Published on October 31, 2023 by Libby Criswell  
Libby Criswell

As a student resident at Samford’s Center for Worship and the Arts, I spent the month of June helping to prepare for Animate 2023: Behold the Beauty. After compiling the music for the worship team, seeing the small group curriculum ahead of time, and assembling much of the Festival of Worship materials for each of the student groups, I thought I knew exactly what my week at camp would look like.

However, NOTHING could have prepared me for how far Animate 2023 would surpass my expectations, or how clearly I would see the beauty of God reflected in the hearts and talents of the teenagers attending.

I spent the days following Animate reflecting on what exactly it was that made my experience so special. I concluded that the uniqueness was in the variety of ways I was led in worship that week. It was incredible to see the students’ use of every artistic medium imaginable – they sang, they danced, they painted – all for the purpose of bringing glory to their Creator.

After a week of watching middle and high schoolers refine their unique talents to use them as vessels of praise, how could I not be moved to feel God’s presence so strongly?

I also found myself appreciating the ecumenical nature of Animate’s worship services. There was truly an experience for everyone to resonate with, regardless of denominational background. It was so fascinating to be exposed to such vastly different worship environments than the one I grew up in, and I found myself wishing that I had attended Animate as a teenager.

Before I came to Samford for college, I attended a church in my hometown that was doctrinally sound and full of wonderful and supportive people. The one drawback was that I never felt quite “at home” during youth group worship. I was hungry to feel God’s presence, but I was never able to grasp the link between emotion and spirituality that I saw many of my peers find within that specific worship space.

If I had attended Animate during that time in my life, I believe that I would have left camp comforted by the worship I experienced there – worship that, while different than what my friends back home might have preferred, deeply resonated with me and the unique way that God created my personality. I am sad that I didn’t get to experience Animate as a camper during high school, but my experience this year as a student staff more than made up for it. God’ beauty was evident to me everywhere, and I was moved to tears more than once.

To me, the importance of the creative and ecumenical worship that Animate inspires is that it reflects the beauty of God in so many different dimensions. I found myself spiritually moved in every worship service, and I have come away with a deeper understanding of how diverse worship practices can come together to create a fuller picture of the glory of the Lord.

Our God is so much greater than we could ever understand, and if we look at His Creation, we can clearly see how creative He is, too! If we limit ourselves to one worship practice or expression, we risk limiting our remembrance of the vastness of God’s glory, love, and power.

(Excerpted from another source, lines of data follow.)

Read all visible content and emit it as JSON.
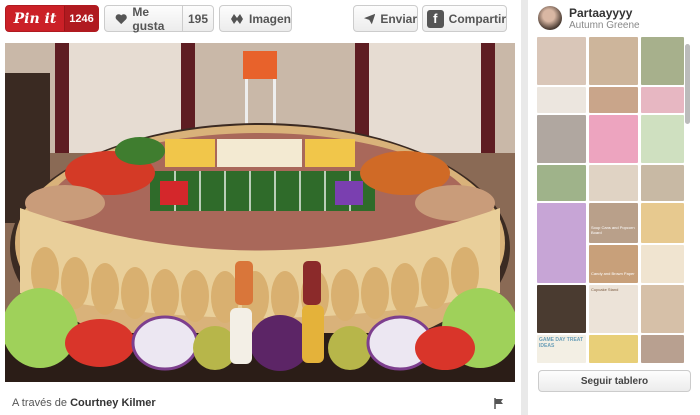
{
  "toolbar": {
    "pinit_label": "Pin it",
    "pinit_count": "1246",
    "like_label": "Me gusta",
    "like_count": "195",
    "image_label": "Imagen",
    "send_label": "Enviar",
    "share_label": "Compartir"
  },
  "attribution": {
    "prefix": "A través de",
    "author": "Courtney Kilmer"
  },
  "board": {
    "name": "Partaayyyy",
    "owner": "Autumn Greene",
    "follow_label": "Seguir tablero",
    "tiles": [
      {
        "label": ""
      },
      {
        "label": "Soup Cans and Popcorn Board"
      },
      {
        "label": "Candy and Brown Paper"
      },
      {
        "label": "Cupcake Stand"
      },
      {
        "label": "GAME DAY TREAT IDEAS"
      }
    ]
  },
  "colors": {
    "pin_red": "#cb2027",
    "field_green": "#2f6b2a"
  }
}
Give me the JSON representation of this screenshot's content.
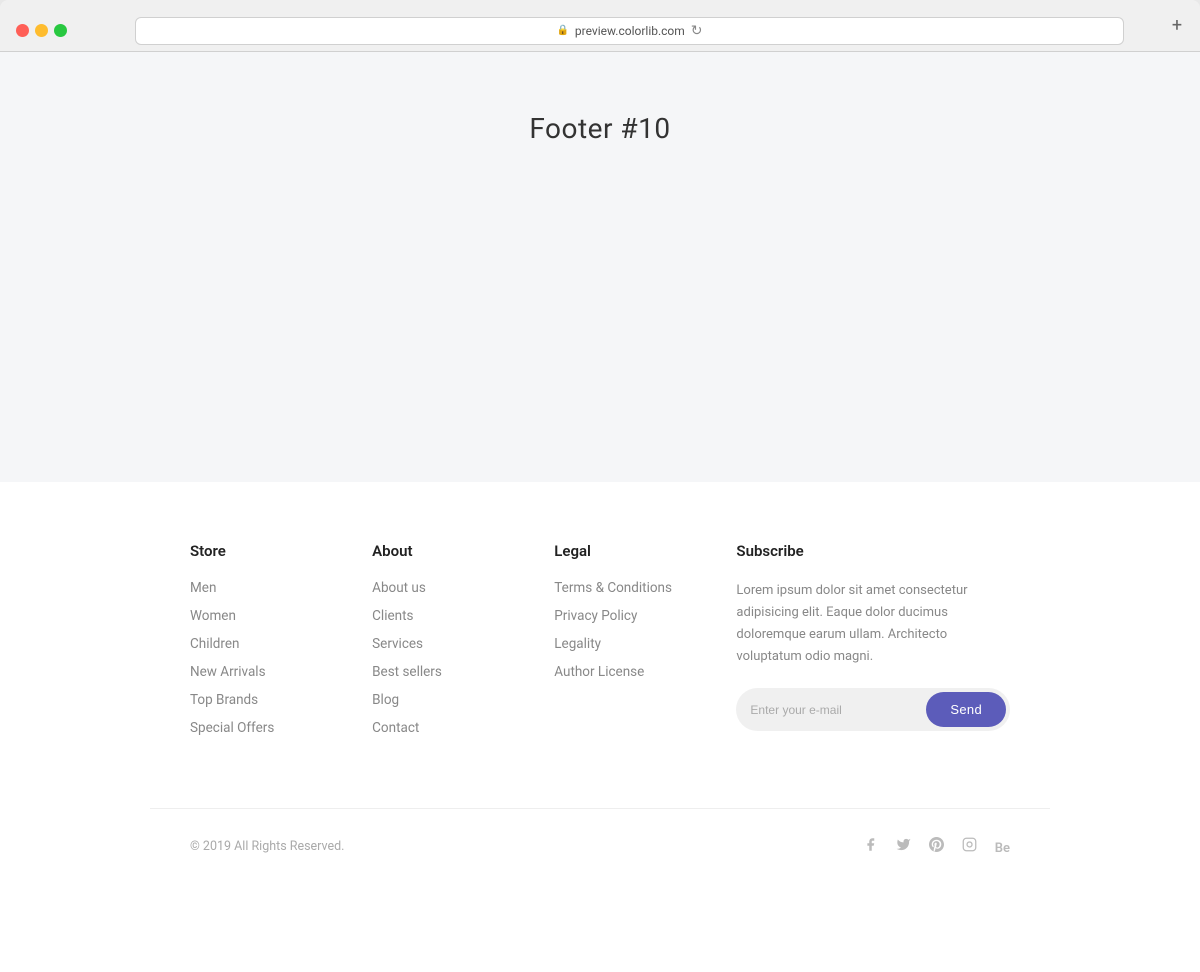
{
  "browser": {
    "url": "preview.colorlib.com",
    "new_tab_label": "+"
  },
  "page": {
    "title": "Footer #10"
  },
  "footer": {
    "store": {
      "heading": "Store",
      "links": [
        "Men",
        "Women",
        "Children",
        "New Arrivals",
        "Top Brands",
        "Special Offers"
      ]
    },
    "about": {
      "heading": "About",
      "links": [
        "About us",
        "Clients",
        "Services",
        "Best sellers",
        "Blog",
        "Contact"
      ]
    },
    "legal": {
      "heading": "Legal",
      "links": [
        "Terms & Conditions",
        "Privacy Policy",
        "Legality",
        "Author License"
      ]
    },
    "subscribe": {
      "heading": "Subscribe",
      "description": "Lorem ipsum dolor sit amet consectetur adipisicing elit. Eaque dolor ducimus doloremque earum ullam. Architecto voluptatum odio magni.",
      "email_placeholder": "Enter your e-mail",
      "send_label": "Send"
    },
    "bottom": {
      "copyright": "© 2019 All Rights Reserved."
    }
  }
}
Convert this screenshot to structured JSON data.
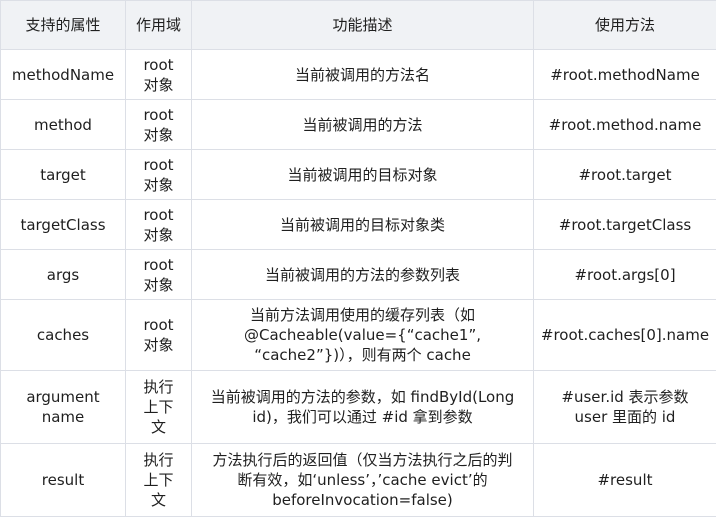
{
  "headers": [
    "支持的属性",
    "作用域",
    "功能描述",
    "使用方法"
  ],
  "rows": [
    {
      "attr": "methodName",
      "scope": "root对象",
      "desc": "当前被调用的方法名",
      "usage": "#root.methodName"
    },
    {
      "attr": "method",
      "scope": "root对象",
      "desc": "当前被调用的方法",
      "usage": "#root.method.name"
    },
    {
      "attr": "target",
      "scope": "root对象",
      "desc": "当前被调用的目标对象",
      "usage": "#root.target"
    },
    {
      "attr": "targetClass",
      "scope": "root对象",
      "desc": "当前被调用的目标对象类",
      "usage": "#root.targetClass"
    },
    {
      "attr": "args",
      "scope": "root对象",
      "desc": "当前被调用的方法的参数列表",
      "usage": "#root.args[0]"
    },
    {
      "attr": "caches",
      "scope": "root对象",
      "desc": "当前方法调用使用的缓存列表（如 @Cacheable(value={“cache1”, “cache2”})），则有两个 cache",
      "usage": "#root.caches[0].name"
    },
    {
      "attr": "argument name",
      "scope": "执行上下文",
      "desc": "当前被调用的方法的参数，如 findById(Long id)，我们可以通过 #id 拿到参数",
      "usage": "#user.id 表示参数 user 里面的 id"
    },
    {
      "attr": "result",
      "scope": "执行上下文",
      "desc": "方法执行后的返回值（仅当方法执行之后的判断有效，如‘unless’，’cache evict’的beforeInvocation=false)",
      "usage": "#result"
    }
  ]
}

As Christians, we shouldn’t feel apprehensive about planning or attending worship services that blend various expressions of worship; rather, we should be grateful that we serve a God who is big enough to receive all the worship practices that stir the hearts of His people.

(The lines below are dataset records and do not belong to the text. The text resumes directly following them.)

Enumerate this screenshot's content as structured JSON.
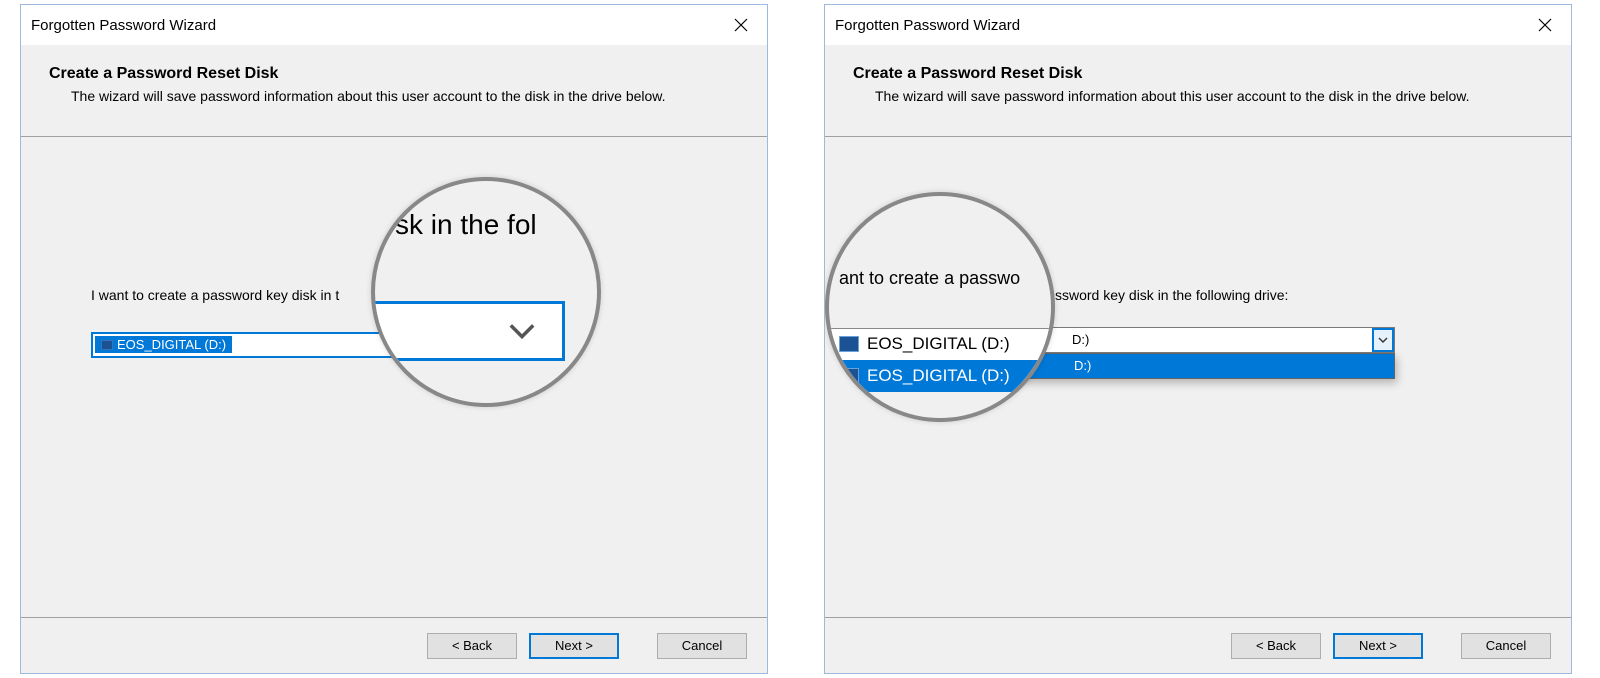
{
  "left": {
    "title": "Forgotten Password Wizard",
    "heading": "Create a Password Reset Disk",
    "subtext": "The wizard will save password information about this user account to the disk in the drive below.",
    "prompt": "I want to create a password key disk in t",
    "selected_drive": "EOS_DIGITAL (D:)",
    "magnifier_text": "sk in the fol",
    "buttons": {
      "back": "< Back",
      "next": "Next >",
      "cancel": "Cancel"
    }
  },
  "right": {
    "title": "Forgotten Password Wizard",
    "heading": "Create a Password Reset Disk",
    "subtext": "The wizard will save password information about this user account to the disk in the drive below.",
    "prompt_tail": "ssword key disk in the following drive:",
    "dropdown_value": "D:)",
    "dropdown_options": [
      "D:)"
    ],
    "magnifier_text": "ant to create a passwo",
    "mag_option_a": "EOS_DIGITAL (D:)",
    "mag_option_b": "EOS_DIGITAL (D:)",
    "buttons": {
      "back": "< Back",
      "next": "Next >",
      "cancel": "Cancel"
    }
  }
}
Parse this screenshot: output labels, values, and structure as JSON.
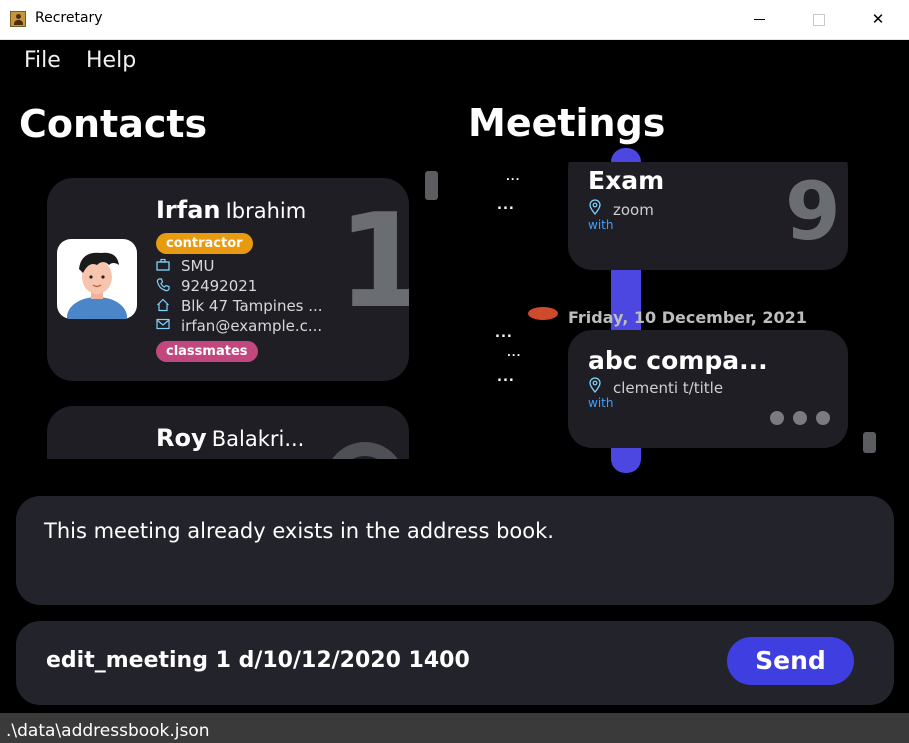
{
  "window": {
    "title": "Recretary",
    "minimize": "—",
    "maximize": "☐",
    "close": "✕"
  },
  "menu": {
    "file": "File",
    "help": "Help"
  },
  "contacts": {
    "header": "Contacts",
    "items": [
      {
        "first_name": "Irfan",
        "last_name": "Ibrahim",
        "index": "1",
        "tag_top": "contractor",
        "tag_top_color": "#e89a10",
        "company": "SMU",
        "phone": "92492021",
        "address": "Blk 47 Tampines ...",
        "email": "irfan@example.c...",
        "tag_bottom": "classmates",
        "tag_bottom_color": "#c2477f"
      },
      {
        "first_name": "Roy",
        "last_name": "Balakri..."
      }
    ]
  },
  "meetings": {
    "header": "Meetings",
    "dots": "...",
    "items": [
      {
        "title": "Exam",
        "location": "zoom",
        "with_label": "with",
        "index": "9"
      },
      {
        "date_header": "Friday, 10 December, 2021",
        "title": "abc compa...",
        "location": "clementi t/title",
        "with_label": "with"
      }
    ]
  },
  "result": {
    "message": "This meeting already exists in the address book."
  },
  "command": {
    "value": "edit_meeting 1 d/10/12/2020 1400",
    "send_label": "Send"
  },
  "status": {
    "path": ".\\data\\addressbook.json"
  },
  "icons": {
    "company": "briefcase-icon",
    "phone": "phone-icon",
    "address": "home-icon",
    "email": "mail-icon",
    "location": "location-pin-icon",
    "more": "more-dots-icon"
  },
  "colors": {
    "accent": "#3f3ee0",
    "timeline": "#4b47e0",
    "card_bg": "#1f1e24",
    "panel_bg": "#23232b"
  }
}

By teaching teenagers about worship arts of all kinds, Animate is raising up future worship leaders who will reflect the beauty of God in every unique way that they praise Him. I am honored to have been a part of Animate 2023, and I am already looking forward to seeing how God moves at camp next summer.

Libby Criswell is currently a senior at Samford University majoring in music and minoring in biblical studies. She grew up in LaGrange, Georgia, where she first discovered a passion for worship that she has pursued throughout her college experience. Libby is a Student Resident at Samford’s Center for Worship and the Arts and serves as a worship leader for Samford’s Women-Led Worship series. Libby plays cello with the Samford Orchestra, sings with the university’s A Cappella Choir, and has been a guest conductor for both ensembles. She attends Vestavia Hills Baptist Church, where she sings in the choir. Next year, Libby plans to pursue graduate study in either music education or music ministry.